§ HOW TO COMPLETE THIS TASK:
Only the records, repeated exactly, should make up the response.

§ DATA TO EXAMINE:
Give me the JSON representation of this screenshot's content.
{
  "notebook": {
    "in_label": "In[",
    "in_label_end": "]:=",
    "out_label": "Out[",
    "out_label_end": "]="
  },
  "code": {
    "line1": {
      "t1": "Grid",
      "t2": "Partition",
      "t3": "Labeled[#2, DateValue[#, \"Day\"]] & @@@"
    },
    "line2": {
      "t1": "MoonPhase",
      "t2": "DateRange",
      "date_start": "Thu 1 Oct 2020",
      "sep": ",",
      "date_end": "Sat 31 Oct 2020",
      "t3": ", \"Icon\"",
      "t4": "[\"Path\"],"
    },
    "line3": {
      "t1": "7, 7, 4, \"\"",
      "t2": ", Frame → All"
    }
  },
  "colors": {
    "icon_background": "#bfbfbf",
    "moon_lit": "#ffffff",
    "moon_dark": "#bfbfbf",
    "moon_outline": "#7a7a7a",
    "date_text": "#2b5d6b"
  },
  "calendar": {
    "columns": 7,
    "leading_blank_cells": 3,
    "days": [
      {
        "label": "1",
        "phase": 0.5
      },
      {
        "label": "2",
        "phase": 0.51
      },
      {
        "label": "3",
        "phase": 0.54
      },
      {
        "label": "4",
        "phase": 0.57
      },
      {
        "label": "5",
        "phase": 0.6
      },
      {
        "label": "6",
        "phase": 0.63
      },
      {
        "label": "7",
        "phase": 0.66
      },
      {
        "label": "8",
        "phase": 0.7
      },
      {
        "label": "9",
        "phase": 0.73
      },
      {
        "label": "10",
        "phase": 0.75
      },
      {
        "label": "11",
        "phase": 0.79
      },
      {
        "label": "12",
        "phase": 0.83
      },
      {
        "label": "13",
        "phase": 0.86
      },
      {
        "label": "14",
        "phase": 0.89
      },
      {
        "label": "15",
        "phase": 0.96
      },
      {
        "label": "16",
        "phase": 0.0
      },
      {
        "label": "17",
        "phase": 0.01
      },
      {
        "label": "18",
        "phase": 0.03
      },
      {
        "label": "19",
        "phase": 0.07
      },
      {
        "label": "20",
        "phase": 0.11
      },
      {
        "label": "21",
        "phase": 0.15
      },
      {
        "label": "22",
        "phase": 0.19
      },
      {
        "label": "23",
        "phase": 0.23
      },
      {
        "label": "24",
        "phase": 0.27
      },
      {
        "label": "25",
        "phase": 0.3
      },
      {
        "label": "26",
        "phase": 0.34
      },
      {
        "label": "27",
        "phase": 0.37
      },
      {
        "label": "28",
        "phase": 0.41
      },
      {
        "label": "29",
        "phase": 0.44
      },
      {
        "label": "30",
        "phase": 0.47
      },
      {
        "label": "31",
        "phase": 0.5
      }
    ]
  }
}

§ TASK RESPONSE:
Give me the JSON representation of this screenshot's content.
{
  "notebook": {
    "in_label": "In[",
    "in_label_end": "]:=",
    "out_label": "Out[",
    "out_label_end": "]="
  },
  "code": {
    "line1": {
      "t1": "Grid",
      "t2": "Partition",
      "t3": "Labeled[#2, DateValue[#, \"Day\"]] & @@@"
    },
    "line2": {
      "t1": "MoonPhase",
      "t2": "DateRange",
      "date_start": "Thu 1 Oct 2020",
      "sep": ",",
      "date_end": "Sat 31 Oct 2020",
      "t3": ", \"Icon\"",
      "t4": "[\"Path\"],"
    },
    "line3": {
      "t1": "7, 7, 4, \"\"",
      "t2": ", Frame → All"
    }
  },
  "colors": {
    "icon_background": "#bfbfbf",
    "moon_lit": "#ffffff",
    "moon_dark": "#bfbfbf",
    "moon_outline": "#7a7a7a",
    "date_text": "#2b5d6b"
  },
  "calendar": {
    "columns": 7,
    "leading_blank_cells": 3,
    "days": [
      {
        "label": "1",
        "phase": 0.5
      },
      {
        "label": "2",
        "phase": 0.51
      },
      {
        "label": "3",
        "phase": 0.54
      },
      {
        "label": "4",
        "phase": 0.57
      },
      {
        "label": "5",
        "phase": 0.6
      },
      {
        "label": "6",
        "phase": 0.63
      },
      {
        "label": "7",
        "phase": 0.66
      },
      {
        "label": "8",
        "phase": 0.7
      },
      {
        "label": "9",
        "phase": 0.73
      },
      {
        "label": "10",
        "phase": 0.75
      },
      {
        "label": "11",
        "phase": 0.79
      },
      {
        "label": "12",
        "phase": 0.83
      },
      {
        "label": "13",
        "phase": 0.86
      },
      {
        "label": "14",
        "phase": 0.89
      },
      {
        "label": "15",
        "phase": 0.96
      },
      {
        "label": "16",
        "phase": 0.0
      },
      {
        "label": "17",
        "phase": 0.01
      },
      {
        "label": "18",
        "phase": 0.03
      },
      {
        "label": "19",
        "phase": 0.07
      },
      {
        "label": "20",
        "phase": 0.11
      },
      {
        "label": "21",
        "phase": 0.15
      },
      {
        "label": "22",
        "phase": 0.19
      },
      {
        "label": "23",
        "phase": 0.23
      },
      {
        "label": "24",
        "phase": 0.27
      },
      {
        "label": "25",
        "phase": 0.3
      },
      {
        "label": "26",
        "phase": 0.34
      },
      {
        "label": "27",
        "phase": 0.37
      },
      {
        "label": "28",
        "phase": 0.41
      },
      {
        "label": "29",
        "phase": 0.44
      },
      {
        "label": "30",
        "phase": 0.47
      },
      {
        "label": "31",
        "phase": 0.5
      }
    ]
  }
}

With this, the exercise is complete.